words // Nick DePaula:
When Nike pitched a then-18 year-old LeBron James during the spring of 2003 with his own shoe and a massive 7 year, $90 Million contract offer, the brand also put together the most powerful design trio it had.
Tinker Hatfield, Eric Avar AND Aaron Cooper were teaming up to design his debut sneaker — a power move if there ever was one.
After meeting the already dubbed “King James,” Coop had a bold and simple declaration for LeBron: “We will design you the most comfortable basketball shoe you have ever worn. Period.”
The trio had a series of sketches and looks to work from early on, that loosely pulled some inspiration cues from LeBron’s controversial Hummer H2, his 18th birthday present. As you’ll see below, there’s a progression to the collar shape and logo placement, along with some shifts to the sleekness of the midsole.
Since Nike was plunking down $90 Million, it should come as no surprise that the Swoosh shifted from a subtle collar hit to a more overt midfoot logo about three times the size.
It’s also long been said that Nike execs wanted LeBron to wear #5 when he entered the league, so he could create his own legacy for the number as an expectedly transcendent player, rather than piggyback off of Michael’s #23. Five was thought to represent the fact that his all-around game was all about team, and that he could also potentially play all five positions.
You’ll notice that a “LJ” logo option with a five-pronged crown is featured on the heel counter of one sketch, while another option features five stitch lines through the midfoot. Those details all were scrapped once James decided on #23 for good.
While the look evolved during the process, the technology that Nike’s star trio incorporated into the shoe offered up proven performance for the rookie. Heel Max Air and forefoot Zoom Air provided guaranteed great cushioning, but it was the brand new “Sphere Liner” that would make the Air Zoom Generation such a comfortable and plush shoe the second you put them on. The thick zonal collar padding was used throughout the shoe’s full-length inner sleeve, making for a damn comfy sneaker that somehow still only ran for $110.

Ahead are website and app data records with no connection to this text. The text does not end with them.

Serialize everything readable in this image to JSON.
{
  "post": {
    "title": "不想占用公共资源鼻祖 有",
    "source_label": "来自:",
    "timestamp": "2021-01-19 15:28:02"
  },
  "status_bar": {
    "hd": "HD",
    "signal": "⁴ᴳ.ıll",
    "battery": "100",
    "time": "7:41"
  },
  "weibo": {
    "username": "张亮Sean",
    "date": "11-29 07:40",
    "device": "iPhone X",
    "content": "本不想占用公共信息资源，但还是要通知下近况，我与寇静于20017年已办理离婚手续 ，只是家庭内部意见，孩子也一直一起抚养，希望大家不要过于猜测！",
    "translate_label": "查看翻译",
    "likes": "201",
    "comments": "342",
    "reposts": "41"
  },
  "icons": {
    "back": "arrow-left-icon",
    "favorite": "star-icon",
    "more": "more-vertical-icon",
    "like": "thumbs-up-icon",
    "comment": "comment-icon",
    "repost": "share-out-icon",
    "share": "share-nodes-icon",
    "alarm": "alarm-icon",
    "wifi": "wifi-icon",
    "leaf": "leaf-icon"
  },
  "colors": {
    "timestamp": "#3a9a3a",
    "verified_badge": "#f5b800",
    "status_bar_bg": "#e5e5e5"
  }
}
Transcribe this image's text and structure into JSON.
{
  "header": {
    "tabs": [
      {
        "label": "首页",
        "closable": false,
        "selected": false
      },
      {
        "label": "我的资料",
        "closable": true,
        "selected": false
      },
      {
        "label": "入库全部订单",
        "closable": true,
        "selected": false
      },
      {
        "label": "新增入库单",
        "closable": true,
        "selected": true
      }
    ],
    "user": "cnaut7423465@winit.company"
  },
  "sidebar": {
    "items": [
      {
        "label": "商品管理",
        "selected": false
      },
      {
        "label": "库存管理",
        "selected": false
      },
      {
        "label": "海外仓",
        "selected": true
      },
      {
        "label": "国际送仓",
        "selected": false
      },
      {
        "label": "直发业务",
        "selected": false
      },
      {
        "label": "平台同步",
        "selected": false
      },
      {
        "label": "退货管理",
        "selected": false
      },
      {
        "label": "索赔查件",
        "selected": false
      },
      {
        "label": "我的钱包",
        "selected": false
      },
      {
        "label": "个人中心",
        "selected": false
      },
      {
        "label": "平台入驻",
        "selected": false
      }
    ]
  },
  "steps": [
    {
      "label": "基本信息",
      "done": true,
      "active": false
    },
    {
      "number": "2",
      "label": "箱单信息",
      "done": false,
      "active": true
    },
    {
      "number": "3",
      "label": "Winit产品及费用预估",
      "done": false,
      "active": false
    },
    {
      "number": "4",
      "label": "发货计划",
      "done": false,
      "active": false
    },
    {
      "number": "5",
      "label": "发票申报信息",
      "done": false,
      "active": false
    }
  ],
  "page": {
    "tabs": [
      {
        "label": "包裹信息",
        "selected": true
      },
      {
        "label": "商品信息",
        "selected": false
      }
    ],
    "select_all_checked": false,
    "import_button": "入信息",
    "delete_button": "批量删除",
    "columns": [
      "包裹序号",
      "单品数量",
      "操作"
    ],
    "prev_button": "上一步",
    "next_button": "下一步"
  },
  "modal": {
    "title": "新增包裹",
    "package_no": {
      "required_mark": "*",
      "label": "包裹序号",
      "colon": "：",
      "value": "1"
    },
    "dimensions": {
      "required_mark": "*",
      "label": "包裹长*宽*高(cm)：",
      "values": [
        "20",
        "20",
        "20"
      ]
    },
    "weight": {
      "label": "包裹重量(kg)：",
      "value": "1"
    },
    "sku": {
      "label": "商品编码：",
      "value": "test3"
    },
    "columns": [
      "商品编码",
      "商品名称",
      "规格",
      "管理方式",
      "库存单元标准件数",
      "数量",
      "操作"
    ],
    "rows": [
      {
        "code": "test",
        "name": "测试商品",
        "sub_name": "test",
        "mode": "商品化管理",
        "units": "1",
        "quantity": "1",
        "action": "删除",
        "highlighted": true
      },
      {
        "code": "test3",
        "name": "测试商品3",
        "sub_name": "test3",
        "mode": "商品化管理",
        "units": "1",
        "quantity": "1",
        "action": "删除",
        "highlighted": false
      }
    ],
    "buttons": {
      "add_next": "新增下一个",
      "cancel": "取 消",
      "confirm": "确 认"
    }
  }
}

“LeBron put them on [for the first time], jumped up about four to five times, stopped and said, ‘These are the most comfortable shoes I’ve ever worn,'” smiles Cooper.
Check out the Air Zoom Generation’s sketch progression below, in our latest Sneaker Sketch of the Week.